• WHAT NEEDS TO BE DONE
Among the records, which lines hold the word "title"? Pick them out.
PROVIDED RECORDS section start
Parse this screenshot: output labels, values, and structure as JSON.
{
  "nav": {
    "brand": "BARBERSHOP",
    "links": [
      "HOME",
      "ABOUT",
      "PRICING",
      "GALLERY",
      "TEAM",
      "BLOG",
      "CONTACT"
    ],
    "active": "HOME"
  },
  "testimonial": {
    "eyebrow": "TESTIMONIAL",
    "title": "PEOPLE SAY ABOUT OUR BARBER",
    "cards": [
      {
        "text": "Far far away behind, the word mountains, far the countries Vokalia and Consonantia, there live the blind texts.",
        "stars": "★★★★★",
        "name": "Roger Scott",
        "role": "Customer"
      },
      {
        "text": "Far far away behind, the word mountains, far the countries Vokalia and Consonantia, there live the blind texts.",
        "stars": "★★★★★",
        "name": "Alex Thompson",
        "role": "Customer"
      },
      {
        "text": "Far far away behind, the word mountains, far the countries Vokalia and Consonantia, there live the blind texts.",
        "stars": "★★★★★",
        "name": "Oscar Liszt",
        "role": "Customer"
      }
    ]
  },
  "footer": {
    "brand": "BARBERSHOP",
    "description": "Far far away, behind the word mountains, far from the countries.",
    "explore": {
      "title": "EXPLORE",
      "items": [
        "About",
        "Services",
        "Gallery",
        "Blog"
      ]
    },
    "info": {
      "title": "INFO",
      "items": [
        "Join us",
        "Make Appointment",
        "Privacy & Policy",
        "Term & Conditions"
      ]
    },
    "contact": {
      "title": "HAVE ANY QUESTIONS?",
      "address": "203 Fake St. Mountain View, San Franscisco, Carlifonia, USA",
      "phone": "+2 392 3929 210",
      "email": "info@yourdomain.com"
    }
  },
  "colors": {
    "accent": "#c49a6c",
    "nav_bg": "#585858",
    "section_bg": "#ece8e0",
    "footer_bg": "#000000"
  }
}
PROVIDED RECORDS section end
• RESPONSE TO THE EXERCISE
    "title": "PEOPLE SAY ABOUT OUR BARBER",
      "title": "EXPLORE",
      "title": "INFO",
      "title": "HAVE ANY QUESTIONS?",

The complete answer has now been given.